### Task item
For each line in the data below that has the word "JSON", copy that line.

### Dataset rows for apps and sites

####

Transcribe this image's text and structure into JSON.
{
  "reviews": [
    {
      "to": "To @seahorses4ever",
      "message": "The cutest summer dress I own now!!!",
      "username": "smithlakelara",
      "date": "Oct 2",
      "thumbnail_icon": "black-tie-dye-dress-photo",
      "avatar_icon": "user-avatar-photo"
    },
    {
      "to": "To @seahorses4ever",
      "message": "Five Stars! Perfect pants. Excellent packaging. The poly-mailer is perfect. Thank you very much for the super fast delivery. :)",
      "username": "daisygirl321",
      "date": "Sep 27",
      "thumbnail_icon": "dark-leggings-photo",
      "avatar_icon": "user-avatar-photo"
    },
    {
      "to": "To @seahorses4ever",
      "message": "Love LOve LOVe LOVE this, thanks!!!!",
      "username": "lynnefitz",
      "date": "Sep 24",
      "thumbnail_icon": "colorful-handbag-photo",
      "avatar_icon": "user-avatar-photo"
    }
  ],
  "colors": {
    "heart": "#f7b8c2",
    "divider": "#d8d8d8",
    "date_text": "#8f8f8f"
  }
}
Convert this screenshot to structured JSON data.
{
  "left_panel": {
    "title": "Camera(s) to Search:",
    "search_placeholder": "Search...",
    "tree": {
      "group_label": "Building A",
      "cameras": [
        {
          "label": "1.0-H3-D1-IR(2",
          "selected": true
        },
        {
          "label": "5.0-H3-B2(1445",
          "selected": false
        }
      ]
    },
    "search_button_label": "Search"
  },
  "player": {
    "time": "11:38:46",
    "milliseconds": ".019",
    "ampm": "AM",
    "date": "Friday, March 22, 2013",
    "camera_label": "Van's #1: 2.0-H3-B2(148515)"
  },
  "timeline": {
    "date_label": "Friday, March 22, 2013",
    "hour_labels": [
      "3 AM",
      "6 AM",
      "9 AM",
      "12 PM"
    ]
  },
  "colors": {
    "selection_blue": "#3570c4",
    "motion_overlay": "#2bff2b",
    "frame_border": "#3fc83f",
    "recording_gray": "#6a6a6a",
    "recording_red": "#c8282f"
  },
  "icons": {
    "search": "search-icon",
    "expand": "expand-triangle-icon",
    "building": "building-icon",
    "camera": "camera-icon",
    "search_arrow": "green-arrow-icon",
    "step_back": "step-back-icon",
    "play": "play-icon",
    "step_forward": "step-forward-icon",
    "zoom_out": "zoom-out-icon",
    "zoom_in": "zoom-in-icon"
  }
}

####

### Output
Transcribe this image's text and structure into JSON.
Convert this screenshot to structured JSON data.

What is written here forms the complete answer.